The Transition Back to Learning Can Bring Challenges But Also Exciting New Opportunities—Manage The Changes With These Key Tips
Back-to-school time can bring the melancholy of summer’s end but also the excitement of progress toward learning and career goals. If students are returning to the classroom after a long break from learning, the change can bring unique transition needs. WGU Ohio Chancellor Dr. K.L. Allen offers four tips for successfully managing the back-to-school transition for colleges students of all types—online and in-person. With WGU Ohio starting its new online academic terms every month, “back-to-school” is a year-round process for WGU Ohio students, and Dr. Allen’s advice is rooted in plenty of good experience.
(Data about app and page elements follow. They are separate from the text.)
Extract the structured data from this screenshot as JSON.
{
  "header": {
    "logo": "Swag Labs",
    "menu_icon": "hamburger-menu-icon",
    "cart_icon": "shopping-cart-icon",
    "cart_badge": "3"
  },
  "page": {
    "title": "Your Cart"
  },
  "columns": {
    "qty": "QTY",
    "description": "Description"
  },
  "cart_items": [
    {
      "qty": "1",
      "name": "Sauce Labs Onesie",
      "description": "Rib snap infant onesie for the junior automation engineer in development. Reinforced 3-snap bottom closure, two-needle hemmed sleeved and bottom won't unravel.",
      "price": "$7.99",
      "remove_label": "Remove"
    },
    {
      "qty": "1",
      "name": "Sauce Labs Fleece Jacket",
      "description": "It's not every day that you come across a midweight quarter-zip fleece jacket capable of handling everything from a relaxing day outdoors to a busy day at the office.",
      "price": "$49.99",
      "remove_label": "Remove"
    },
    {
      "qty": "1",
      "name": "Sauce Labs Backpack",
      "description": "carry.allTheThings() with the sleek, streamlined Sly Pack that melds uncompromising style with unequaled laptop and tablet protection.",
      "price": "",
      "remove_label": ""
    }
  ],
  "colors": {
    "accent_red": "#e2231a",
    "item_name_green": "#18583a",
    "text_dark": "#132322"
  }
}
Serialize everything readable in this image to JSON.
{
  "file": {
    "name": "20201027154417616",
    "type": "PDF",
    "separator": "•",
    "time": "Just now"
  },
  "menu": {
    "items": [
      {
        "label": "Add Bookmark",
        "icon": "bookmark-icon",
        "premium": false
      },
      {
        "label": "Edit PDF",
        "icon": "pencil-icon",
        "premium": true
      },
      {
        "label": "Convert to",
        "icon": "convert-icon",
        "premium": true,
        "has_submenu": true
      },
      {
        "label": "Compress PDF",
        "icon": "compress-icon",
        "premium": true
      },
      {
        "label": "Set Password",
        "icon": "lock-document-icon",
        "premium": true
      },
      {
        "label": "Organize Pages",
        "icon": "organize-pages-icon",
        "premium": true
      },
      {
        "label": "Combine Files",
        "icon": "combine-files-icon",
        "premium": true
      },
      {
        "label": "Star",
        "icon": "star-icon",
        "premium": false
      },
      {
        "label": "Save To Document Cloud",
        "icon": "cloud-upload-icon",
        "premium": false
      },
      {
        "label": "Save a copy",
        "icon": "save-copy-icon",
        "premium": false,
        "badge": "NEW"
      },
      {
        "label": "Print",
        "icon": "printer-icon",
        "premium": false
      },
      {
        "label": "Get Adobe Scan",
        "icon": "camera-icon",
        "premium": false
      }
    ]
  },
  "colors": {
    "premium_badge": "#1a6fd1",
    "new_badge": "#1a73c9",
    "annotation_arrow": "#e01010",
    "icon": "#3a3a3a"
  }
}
“A student-centered university model like WGU Ohio’s means we start new terms when students want to start them, which is usually “right now.” So, we don’t make them wait months or years to start their program. WGU Ohio has new terms starting every month and that means we know a thing or two about the transition of going back to school. We see it all year long. That’s experience I’m glad to share with all students, regardless of where they learn,” said Dr. Allen.
- You’re not alone. Whether someone is a returning student continuing a program, going to college for the very first time or returning to school after a long time in the workforce—rest assured that there are plenty of other students thinking and feeling the exact same things. Concerns about juggling schedules, preserving time for work, family and self-care and practicing good study skills are nothing unique. Listening to others, sharing thoughts and simply drawing strength from knowing others are right there also can help students better manage what they’re going through.
- It’s ok to ease back into the swing of things. College instructors are seasoned pros and know what students are going through. It’s ok to ask them for help and for a little extra time to get up to speed. If students are going back to school after several years off, they should keep their class loads light at first. Whether they are studying online or sitting in a traditional classroom, they should get comfortable with the learning routine. Like most returning students, there are other obligations to juggle. Don’t let the classroom routine be overwhelming. It’s ok to keep time for other needs and instructors will help. Just ask.
- Lean on your team. Family, friends, coworkers and other mentors are great resources who can and will help students make the transition back to school, regardless of if they’ve been away for a summer or a decade. Every university has a range of resources and support tools to help. For example, WGU Ohio pairs each student with a Program Mentor who provides information necessary for success, but also serves as a student’s personal cheerleader.
- Finally, take time to get ready. Students can avoid the panic of suddenly being overwhelmed by taking just a little time to see what’s coming. Understanding class schedules, assignments and responsibilities helps avoid surprises. Also, students shouldn’t wait to the last minute to look at costs and their budgets. They should also see if they can get credit for skills they already have. It can save money and let students move ahead faster.
“Regardless of where students choose to study, I think they benefit from giving themselves the freedom and time to adjust, communicating with their other students and their instructors, leaning on their personal relationships and their college’s resources and preparing in advance,” said Allen. “Our futures are written by the education choices we make, so doing education in the way that sets us up for maximum success is worth thinking about. It pays dividends that help us be more successful in whatever we do.”